Lord Holland said he did not mean to insinuate that the Noble and Learned Lord who proposed, or the Noble Uukewho supported the motion, intended to act directly contrary to their own recorded decision, or to defeat the principle of the Bill by a side-wind; but he would say this fearlessly, that the postponement of the disfranchisement clause was tantamount to a rejection of the principle of the Bill.—The Duke of Newcastle had no objection to the enfranchisement of large towns, but in all other respects he was opposed to the Bill.—Lord Ellenborough and the Earl of Winchelsea supported the amendment.—Lord Wharncliffe said the amendment would not defeat the principle of the

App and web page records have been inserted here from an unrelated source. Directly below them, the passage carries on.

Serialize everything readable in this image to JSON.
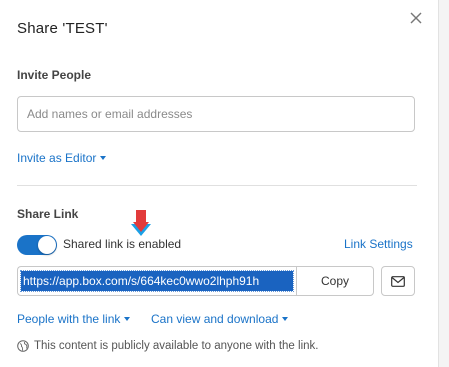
{
  "dialog": {
    "title": "Share 'TEST'",
    "close_icon": "close-icon"
  },
  "invite": {
    "section_label": "Invite People",
    "input_placeholder": "Add names or email addresses",
    "input_value": "",
    "role_label": "Invite as Editor"
  },
  "share_link": {
    "section_label": "Share Link",
    "toggle_on": true,
    "toggle_label": "Shared link is enabled",
    "settings_label": "Link Settings",
    "url": "https://app.box.com/s/664kec0wwo2lhph91h",
    "copy_label": "Copy",
    "email_icon": "envelope-icon",
    "access_label": "People with the link",
    "permission_label": "Can view and download",
    "notice": "This content is publicly available to anyone with the link."
  },
  "colors": {
    "accent": "#1a73c8",
    "selection": "#1a63c0",
    "annotation_arrow_head": "#e23b3b",
    "annotation_arrow_body": "#1aa0e6"
  }
}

Bill. It was not intended so to do; and he did not, and would not, concur in any proposition to mutilate or defeat it. If the amendment succeeded, he would vote for the whole of schedule A, and would not give his consent to any amendment that would reduce the amount of disfranchisement.—The Earl of Harewood said, though he supported the motion, he had no idea that the object was to get rid of schedule A, and if it were, he certainly would not join in any such object.—Earl Grey said, to the proposition made he gave his most decided opposition, and he hoped that Noble Lords would not deceive themselves by supposing that, if they acceded to the motion, it would be possible to carry the Bill successfully through. The Noble Earl proceeded to make some remarks upon the principles of the Bill, in the course of which he said, that to the principle of the £10 qualification he felt himself irrevocably pledged, and he could admit of no alteration in that, other than such as might secure it from abuse. He would resist, with the most fixed determination, any proposition which, under the pretence of regulation, would have the effect of raising tho qualification. The Noble Earl thus concluded—"Should the amendment proposed by the Noble Baron be carried, it will be necessary for me to consider what course I shall take. More I will not say, than what on a former occasion was stated by the Noble Earl on the other side, and it was not denied by any other person, that This Bill had found support in public opinion." —The Earl of Carnarvon said it had been insinuated that the amendment was a trick to get rid of the disfranchising clause: if he thought so, he would not vote for it. In bis opinion, if there was any trick going on it was with the other party, in endeavouring to find some mode of slipping out, and of throwing on the opponents of the Bill the result of the conduct of the introducers of the measure, which whether it was characterised by obstinacy or timidity he would not take upon himself to say. The great question now before their Lordships was the degree of Reform that ought to be granted. If the plan of the Ministers were to be adopted, it would be a plan characterised by revolution.— Earl Manvers and Lord Clifford opposed the amendment. — The Committee divided. The numbers were—
For the amendment 151
For the original motion 116
Majority against Ministers 35
Earl Grey said, that after the vote to which the House had just come, he felt it to be his duty to propose that the further consideration of the Bill in Committee be postponed until Thursday (the 10th).—Lord Ellenborough stated it to be the intention